Entries taken from a collection:
====
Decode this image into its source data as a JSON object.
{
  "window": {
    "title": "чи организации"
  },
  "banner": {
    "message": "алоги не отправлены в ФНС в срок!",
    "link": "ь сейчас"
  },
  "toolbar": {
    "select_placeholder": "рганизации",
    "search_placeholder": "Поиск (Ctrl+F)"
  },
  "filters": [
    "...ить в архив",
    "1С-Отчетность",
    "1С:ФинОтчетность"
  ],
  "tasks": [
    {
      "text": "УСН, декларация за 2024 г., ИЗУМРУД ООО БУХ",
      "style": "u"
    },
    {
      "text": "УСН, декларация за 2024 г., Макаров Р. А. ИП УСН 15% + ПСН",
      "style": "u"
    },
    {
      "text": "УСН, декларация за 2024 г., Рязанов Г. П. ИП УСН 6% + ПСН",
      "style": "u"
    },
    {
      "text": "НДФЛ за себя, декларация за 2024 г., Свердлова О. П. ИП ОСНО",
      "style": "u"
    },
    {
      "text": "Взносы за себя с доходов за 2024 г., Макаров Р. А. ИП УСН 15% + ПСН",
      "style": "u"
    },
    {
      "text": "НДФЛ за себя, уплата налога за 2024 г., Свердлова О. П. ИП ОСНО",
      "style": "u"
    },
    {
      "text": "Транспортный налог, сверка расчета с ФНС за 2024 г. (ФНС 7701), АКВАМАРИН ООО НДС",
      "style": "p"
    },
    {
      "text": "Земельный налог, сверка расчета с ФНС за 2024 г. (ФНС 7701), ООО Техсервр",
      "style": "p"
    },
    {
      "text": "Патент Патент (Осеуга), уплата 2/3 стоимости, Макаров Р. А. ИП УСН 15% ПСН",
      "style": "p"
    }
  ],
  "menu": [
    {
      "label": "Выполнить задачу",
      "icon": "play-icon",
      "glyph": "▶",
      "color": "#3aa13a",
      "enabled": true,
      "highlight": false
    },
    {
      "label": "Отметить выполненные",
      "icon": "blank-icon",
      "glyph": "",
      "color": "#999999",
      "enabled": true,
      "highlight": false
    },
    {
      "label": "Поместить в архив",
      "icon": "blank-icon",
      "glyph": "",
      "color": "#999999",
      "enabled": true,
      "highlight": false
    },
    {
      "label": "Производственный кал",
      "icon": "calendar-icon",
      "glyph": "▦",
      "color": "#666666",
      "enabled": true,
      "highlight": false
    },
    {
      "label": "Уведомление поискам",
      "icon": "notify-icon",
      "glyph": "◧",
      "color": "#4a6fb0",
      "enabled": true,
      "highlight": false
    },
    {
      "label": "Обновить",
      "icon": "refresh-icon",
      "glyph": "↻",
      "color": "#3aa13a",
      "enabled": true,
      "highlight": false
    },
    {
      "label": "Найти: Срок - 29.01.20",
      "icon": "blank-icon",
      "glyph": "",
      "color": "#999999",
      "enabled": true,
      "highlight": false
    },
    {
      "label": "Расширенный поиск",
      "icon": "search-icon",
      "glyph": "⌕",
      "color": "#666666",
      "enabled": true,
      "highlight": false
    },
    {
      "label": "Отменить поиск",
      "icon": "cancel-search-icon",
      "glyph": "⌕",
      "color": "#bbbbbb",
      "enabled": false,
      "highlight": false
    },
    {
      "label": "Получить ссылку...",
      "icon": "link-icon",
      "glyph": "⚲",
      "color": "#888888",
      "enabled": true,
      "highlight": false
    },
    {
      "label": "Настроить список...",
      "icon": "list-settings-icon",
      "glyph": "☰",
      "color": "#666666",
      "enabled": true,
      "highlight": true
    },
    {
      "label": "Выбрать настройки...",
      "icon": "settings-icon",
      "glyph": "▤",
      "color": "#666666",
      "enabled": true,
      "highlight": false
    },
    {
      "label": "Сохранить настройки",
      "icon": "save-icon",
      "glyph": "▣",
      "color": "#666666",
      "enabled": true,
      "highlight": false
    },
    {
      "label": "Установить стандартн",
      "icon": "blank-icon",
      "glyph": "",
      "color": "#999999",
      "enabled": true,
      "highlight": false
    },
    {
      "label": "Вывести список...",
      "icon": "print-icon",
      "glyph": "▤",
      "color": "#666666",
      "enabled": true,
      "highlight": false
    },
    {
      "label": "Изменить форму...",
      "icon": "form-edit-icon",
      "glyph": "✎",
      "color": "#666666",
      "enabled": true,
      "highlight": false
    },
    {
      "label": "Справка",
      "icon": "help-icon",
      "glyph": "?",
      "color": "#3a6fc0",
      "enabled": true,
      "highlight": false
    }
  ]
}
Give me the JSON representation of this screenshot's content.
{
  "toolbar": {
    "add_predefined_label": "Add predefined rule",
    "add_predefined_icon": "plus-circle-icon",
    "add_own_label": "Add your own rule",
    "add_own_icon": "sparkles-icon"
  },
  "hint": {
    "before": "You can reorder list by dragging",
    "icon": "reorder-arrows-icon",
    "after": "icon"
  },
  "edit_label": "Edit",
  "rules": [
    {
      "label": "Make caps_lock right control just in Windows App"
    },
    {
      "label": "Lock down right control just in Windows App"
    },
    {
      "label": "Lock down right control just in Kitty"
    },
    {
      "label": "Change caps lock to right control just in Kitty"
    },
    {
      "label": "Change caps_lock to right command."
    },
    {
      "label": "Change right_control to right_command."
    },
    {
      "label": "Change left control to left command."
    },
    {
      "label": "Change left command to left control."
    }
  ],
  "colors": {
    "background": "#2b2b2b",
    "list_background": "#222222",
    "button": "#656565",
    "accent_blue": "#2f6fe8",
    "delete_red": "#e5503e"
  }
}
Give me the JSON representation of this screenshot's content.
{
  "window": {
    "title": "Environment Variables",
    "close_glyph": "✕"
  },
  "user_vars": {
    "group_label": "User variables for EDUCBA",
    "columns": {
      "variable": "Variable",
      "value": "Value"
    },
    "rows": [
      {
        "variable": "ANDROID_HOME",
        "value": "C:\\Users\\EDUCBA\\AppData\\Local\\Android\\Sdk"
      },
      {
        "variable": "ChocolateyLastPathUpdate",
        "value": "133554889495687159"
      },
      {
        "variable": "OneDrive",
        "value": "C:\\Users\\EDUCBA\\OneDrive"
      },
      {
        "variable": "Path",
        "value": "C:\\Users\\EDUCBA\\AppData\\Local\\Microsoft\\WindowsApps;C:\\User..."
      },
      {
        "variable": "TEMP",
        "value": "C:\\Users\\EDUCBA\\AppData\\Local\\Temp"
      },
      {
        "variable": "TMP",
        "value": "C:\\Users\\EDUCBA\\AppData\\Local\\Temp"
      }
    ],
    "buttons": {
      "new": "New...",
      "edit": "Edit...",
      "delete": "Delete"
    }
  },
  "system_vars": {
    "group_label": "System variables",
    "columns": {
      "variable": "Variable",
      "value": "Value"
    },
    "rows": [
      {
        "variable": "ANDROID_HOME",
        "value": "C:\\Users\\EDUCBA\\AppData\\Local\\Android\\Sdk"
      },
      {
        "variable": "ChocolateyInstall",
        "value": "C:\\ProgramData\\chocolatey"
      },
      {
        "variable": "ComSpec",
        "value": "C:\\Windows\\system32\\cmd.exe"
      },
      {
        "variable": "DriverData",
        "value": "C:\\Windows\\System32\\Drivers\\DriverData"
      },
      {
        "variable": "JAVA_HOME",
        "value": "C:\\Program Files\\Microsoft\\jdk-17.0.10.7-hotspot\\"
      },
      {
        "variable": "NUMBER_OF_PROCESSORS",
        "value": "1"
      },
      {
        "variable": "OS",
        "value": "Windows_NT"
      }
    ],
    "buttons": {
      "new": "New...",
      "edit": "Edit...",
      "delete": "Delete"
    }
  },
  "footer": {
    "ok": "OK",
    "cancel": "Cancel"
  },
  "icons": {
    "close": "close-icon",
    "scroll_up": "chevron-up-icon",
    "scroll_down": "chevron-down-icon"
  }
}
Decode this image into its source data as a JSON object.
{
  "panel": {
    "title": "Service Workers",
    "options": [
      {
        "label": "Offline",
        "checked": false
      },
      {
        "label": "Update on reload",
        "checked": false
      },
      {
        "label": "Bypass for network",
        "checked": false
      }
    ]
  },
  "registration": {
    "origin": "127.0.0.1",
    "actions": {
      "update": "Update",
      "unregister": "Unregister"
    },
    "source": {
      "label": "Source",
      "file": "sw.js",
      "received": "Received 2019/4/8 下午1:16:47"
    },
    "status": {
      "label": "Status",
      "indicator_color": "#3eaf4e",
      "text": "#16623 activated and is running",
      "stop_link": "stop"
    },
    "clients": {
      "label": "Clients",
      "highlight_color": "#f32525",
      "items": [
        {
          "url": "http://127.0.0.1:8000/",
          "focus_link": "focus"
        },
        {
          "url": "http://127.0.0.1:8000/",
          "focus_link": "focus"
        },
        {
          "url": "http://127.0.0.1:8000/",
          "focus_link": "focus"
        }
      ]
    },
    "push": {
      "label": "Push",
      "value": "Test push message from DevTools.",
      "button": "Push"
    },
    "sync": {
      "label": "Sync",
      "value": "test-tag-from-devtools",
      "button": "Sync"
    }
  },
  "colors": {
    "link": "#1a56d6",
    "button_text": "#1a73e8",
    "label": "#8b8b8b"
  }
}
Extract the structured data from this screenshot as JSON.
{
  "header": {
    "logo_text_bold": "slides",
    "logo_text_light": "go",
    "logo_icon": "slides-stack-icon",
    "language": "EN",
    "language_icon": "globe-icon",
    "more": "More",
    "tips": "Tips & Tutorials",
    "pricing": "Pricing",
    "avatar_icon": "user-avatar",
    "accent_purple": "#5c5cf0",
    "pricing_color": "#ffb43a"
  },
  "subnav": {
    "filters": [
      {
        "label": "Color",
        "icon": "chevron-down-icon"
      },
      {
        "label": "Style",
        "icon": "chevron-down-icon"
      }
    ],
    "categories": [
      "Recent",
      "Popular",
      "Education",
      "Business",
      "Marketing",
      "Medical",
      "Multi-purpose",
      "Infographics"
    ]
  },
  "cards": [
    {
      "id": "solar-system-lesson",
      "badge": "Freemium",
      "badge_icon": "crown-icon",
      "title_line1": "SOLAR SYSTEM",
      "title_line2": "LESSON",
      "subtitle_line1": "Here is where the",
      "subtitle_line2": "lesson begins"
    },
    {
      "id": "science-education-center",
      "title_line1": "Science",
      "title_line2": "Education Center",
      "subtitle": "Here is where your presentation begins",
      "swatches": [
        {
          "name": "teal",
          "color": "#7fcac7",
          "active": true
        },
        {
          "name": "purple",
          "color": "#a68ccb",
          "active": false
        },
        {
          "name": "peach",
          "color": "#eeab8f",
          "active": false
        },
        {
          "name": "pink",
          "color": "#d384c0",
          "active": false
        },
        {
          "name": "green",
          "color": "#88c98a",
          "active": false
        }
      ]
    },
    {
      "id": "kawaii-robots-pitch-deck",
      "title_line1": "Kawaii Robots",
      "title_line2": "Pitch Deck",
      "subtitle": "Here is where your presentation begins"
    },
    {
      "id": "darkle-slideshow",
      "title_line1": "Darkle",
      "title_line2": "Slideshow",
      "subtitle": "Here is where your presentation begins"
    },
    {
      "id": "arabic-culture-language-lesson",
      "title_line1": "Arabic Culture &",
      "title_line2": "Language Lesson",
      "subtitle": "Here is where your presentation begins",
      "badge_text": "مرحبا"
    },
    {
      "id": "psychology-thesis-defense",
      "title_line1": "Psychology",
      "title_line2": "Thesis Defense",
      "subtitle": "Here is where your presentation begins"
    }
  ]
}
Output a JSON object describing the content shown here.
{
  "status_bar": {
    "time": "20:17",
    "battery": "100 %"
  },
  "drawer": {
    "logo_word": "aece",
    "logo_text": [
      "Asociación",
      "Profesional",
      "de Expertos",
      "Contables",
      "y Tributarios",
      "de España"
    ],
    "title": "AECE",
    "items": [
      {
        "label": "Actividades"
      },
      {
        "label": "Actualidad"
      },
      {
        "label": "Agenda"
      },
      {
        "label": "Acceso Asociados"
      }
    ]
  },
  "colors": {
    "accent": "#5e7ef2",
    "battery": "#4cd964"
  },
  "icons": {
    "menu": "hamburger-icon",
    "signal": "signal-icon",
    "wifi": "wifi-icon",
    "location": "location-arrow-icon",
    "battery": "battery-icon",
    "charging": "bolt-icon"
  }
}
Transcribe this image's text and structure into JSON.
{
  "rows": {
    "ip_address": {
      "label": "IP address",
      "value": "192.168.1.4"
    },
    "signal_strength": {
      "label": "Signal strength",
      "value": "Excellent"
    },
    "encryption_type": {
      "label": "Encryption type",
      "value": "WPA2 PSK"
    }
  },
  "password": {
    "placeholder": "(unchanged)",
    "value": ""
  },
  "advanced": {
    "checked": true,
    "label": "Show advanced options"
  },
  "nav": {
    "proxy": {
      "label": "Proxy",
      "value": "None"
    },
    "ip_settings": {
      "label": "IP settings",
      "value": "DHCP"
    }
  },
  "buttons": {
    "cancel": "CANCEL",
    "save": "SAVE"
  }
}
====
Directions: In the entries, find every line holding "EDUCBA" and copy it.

Problem solution:
    "group_label": "User variables for EDUCBA",
        "value": "C:\\Users\\EDUCBA\\AppData\\Local\\Android\\Sdk"
        "value": "C:\\Users\\EDUCBA\\OneDrive"
        "value": "C:\\Users\\EDUCBA\\AppData\\Local\\Microsoft\\WindowsApps;C:\\User..."
        "value": "C:\\Users\\EDUCBA\\AppData\\Local\\Temp"
        "value": "C:\\Users\\EDUCBA\\AppData\\Local\\Temp"
        "value": "C:\\Users\\EDUCBA\\AppData\\Local\\Android\\Sdk"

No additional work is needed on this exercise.